Furthermore, it is a basic requirement that service under the rules must be complied with. Therefore a step in the proceedings without notice to the adversary constitutes a breach of the audi alteram partem rule which my result in a jurisdictional defect that may nullify the proceedings.




HOUSING CO. LTD. [2009] SC GLR 177 the Supreme Court unanimously speaking  through  Atuguba JSC cited with approval the dictum of Amissah JA in  VASGUEZ VRS. QUASHIE [1968] GLR 62 at 65 thus:-

A Court making a decision in a case where a party does not appear because he has not been notified is doing an act which is a nullity on the ground of absence of jurisdiction”.




In our view, the assertion of the Applicant that he was not served with the writ and any proceedings  is more probable than not in view of the clear errors on the face of the Exhibit ‘B’ and ‘C’ in respect of the plot number in dispute.


We are satisfied that the District Magistrate Court made an inadvertent fundamental error which if not reviewed by this court would result in a grave if not total miscarriage of justice.


Under the circumstances, the High Court was right in assuming jurisdiction in this matter because there was an error manifest on the face of the record which the District Magistrate Court ought to  have noticed before delivering its judgment.

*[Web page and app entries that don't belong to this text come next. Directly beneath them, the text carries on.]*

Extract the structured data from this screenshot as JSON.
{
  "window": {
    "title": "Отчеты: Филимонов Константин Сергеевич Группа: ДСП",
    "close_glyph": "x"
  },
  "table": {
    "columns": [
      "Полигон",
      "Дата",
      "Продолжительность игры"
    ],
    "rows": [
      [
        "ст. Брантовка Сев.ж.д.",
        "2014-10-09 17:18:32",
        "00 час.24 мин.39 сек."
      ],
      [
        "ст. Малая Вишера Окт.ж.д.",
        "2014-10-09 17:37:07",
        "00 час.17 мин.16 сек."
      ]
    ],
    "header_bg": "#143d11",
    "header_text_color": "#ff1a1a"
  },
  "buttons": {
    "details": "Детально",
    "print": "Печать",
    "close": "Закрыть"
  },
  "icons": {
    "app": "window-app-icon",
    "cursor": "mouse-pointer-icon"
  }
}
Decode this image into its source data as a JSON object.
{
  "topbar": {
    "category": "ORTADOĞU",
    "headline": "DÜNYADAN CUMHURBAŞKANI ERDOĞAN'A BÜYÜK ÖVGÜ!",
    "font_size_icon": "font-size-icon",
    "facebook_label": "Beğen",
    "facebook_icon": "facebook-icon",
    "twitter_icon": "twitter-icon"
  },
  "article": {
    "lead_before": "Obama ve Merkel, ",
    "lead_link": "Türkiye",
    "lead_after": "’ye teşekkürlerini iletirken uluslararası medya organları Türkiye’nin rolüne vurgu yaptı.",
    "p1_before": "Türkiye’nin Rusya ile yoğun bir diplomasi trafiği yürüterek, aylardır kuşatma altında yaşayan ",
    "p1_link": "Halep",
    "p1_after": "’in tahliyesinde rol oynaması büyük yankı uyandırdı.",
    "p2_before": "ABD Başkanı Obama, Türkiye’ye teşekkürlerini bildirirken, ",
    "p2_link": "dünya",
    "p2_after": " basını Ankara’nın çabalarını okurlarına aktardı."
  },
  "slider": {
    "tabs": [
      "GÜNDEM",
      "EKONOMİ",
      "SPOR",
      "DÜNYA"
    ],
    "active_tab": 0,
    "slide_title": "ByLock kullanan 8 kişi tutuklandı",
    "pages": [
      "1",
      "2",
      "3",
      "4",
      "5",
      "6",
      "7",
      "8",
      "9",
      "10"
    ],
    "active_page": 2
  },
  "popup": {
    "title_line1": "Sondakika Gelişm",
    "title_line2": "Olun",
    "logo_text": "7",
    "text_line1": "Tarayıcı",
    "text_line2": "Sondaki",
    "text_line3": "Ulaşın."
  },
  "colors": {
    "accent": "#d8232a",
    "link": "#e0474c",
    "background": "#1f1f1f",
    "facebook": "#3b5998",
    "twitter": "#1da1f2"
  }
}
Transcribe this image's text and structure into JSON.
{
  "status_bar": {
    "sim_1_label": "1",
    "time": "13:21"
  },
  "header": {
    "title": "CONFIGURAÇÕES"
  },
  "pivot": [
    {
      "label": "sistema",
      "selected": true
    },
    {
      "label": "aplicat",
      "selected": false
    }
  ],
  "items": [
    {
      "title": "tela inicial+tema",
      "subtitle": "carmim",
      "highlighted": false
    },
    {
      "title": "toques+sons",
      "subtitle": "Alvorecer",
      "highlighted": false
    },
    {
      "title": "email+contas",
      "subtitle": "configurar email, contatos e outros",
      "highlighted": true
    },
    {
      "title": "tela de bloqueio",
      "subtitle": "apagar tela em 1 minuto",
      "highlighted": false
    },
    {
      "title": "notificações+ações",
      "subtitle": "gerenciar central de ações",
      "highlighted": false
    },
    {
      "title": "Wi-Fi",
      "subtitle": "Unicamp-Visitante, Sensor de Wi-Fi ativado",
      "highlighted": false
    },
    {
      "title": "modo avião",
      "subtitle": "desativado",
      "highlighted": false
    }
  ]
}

It is for these reasons that we hereby affirm the decision of the High Court dated 10th March, 2016 and dismiss the appeal in its entirety.